_Problem details_
Of all the lines in the entries, how many carry the word "Find"? The reply is that number and no more.

_Data records_
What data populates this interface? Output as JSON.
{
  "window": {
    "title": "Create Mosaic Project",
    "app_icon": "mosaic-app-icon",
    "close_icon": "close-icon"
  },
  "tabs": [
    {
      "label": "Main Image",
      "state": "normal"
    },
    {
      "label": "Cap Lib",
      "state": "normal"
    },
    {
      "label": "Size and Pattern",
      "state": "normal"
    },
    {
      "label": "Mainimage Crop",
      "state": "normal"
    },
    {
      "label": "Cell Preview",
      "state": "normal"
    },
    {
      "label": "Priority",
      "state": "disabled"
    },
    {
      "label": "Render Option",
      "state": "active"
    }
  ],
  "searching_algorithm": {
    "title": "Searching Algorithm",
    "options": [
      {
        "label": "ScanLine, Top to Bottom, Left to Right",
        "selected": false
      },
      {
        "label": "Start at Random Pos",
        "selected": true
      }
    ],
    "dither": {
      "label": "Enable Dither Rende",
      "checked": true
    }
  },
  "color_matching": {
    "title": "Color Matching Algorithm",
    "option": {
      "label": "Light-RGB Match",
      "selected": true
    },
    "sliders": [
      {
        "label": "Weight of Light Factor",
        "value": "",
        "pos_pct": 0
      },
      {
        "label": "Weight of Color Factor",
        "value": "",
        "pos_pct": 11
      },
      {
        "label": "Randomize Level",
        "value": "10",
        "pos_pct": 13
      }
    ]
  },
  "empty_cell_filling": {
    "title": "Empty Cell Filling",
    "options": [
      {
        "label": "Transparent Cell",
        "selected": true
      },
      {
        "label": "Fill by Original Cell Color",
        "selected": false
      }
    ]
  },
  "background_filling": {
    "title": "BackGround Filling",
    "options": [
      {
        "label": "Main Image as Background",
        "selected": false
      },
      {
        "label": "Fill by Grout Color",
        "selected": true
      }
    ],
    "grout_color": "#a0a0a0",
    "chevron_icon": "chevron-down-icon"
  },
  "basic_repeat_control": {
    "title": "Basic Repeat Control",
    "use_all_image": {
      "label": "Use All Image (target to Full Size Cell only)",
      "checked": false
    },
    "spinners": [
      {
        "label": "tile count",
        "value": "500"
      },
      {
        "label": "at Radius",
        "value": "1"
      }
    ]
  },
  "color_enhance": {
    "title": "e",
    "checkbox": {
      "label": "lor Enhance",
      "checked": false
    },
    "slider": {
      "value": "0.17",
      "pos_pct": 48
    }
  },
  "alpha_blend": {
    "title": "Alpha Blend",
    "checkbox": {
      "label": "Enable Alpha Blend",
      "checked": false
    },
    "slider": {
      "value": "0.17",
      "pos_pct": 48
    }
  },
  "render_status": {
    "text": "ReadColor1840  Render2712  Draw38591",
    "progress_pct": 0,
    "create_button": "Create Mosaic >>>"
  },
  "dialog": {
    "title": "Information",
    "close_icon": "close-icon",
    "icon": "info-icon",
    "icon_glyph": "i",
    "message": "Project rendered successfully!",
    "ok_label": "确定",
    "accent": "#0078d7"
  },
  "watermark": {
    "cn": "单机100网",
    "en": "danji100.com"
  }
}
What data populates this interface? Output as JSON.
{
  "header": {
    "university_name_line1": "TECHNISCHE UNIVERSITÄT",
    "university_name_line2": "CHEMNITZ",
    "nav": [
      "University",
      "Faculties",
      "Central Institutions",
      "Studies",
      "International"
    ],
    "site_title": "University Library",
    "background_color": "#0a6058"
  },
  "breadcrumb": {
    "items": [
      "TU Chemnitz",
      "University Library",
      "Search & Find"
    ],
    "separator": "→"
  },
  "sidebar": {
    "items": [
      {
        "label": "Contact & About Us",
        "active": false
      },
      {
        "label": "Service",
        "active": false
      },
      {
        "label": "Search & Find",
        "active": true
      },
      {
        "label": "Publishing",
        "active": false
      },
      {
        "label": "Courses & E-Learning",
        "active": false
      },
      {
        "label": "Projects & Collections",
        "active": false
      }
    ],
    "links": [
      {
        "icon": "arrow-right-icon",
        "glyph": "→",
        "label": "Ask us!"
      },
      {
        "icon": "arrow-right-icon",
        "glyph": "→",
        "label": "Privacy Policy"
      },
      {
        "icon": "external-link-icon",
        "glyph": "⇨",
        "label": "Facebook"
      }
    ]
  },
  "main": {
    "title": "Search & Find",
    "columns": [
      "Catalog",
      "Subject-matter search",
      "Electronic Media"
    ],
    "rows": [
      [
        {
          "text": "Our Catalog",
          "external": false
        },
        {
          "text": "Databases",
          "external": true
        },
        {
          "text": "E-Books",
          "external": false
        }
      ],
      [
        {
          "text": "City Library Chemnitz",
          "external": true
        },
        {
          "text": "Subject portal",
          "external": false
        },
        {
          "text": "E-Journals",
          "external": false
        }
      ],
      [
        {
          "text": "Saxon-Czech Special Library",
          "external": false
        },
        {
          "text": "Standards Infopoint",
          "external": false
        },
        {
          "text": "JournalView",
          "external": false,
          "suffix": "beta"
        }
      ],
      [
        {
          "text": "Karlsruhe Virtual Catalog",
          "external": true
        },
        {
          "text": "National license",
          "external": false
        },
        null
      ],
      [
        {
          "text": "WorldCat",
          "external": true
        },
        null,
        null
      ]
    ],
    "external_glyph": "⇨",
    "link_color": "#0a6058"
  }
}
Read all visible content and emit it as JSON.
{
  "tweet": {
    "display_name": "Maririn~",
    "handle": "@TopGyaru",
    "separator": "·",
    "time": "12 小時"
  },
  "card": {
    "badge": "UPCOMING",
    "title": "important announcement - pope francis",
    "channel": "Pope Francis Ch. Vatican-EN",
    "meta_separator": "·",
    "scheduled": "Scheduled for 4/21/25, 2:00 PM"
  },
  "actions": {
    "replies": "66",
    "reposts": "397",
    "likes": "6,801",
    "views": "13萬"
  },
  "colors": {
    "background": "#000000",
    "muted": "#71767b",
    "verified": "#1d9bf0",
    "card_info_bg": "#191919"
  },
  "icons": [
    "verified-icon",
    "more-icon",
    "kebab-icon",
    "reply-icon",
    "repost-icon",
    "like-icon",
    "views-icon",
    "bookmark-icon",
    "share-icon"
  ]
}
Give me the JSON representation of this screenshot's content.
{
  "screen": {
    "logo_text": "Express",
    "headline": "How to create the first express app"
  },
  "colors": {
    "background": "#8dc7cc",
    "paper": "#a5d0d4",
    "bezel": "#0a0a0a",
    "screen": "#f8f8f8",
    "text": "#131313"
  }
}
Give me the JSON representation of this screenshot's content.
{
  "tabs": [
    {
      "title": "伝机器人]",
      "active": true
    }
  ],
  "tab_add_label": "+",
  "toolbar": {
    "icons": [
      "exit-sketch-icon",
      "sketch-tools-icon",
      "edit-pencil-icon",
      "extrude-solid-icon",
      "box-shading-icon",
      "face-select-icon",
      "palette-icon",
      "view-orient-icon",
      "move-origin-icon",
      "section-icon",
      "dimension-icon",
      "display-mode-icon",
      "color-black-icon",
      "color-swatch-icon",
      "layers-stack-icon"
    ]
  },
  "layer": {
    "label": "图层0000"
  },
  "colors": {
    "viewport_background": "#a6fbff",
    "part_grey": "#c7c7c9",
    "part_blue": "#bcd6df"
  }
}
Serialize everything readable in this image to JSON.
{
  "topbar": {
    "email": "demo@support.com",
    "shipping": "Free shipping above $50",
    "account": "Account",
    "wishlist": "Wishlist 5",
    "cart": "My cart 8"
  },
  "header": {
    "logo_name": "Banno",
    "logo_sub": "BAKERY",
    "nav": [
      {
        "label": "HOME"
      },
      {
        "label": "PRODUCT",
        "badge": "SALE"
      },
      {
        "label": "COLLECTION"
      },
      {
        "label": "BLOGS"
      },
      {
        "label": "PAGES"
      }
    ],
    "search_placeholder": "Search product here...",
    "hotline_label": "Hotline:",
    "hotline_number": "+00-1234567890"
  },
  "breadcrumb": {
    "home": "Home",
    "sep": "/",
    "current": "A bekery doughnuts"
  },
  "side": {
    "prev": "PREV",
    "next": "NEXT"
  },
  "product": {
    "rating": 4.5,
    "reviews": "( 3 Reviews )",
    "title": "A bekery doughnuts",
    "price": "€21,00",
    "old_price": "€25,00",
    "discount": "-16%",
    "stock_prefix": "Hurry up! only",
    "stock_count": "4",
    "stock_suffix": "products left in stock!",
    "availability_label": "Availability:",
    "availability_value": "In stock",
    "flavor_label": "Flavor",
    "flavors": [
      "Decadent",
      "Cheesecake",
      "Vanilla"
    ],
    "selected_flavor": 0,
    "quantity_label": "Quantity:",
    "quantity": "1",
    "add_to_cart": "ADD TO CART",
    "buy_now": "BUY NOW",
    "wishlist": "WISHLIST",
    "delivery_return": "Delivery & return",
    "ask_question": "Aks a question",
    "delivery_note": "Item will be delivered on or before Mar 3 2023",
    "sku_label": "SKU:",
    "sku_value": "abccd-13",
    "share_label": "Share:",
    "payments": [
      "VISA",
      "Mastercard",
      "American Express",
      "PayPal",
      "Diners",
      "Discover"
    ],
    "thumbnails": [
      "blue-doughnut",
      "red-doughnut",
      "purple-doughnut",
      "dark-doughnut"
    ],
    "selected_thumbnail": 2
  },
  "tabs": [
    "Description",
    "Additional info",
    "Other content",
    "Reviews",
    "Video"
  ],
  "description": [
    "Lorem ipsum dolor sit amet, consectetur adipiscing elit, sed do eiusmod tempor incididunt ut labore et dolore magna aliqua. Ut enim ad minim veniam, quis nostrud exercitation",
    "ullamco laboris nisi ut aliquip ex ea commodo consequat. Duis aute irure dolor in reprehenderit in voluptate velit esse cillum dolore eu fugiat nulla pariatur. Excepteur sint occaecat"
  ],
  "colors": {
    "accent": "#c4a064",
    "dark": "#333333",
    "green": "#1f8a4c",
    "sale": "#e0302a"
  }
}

_Reply_
3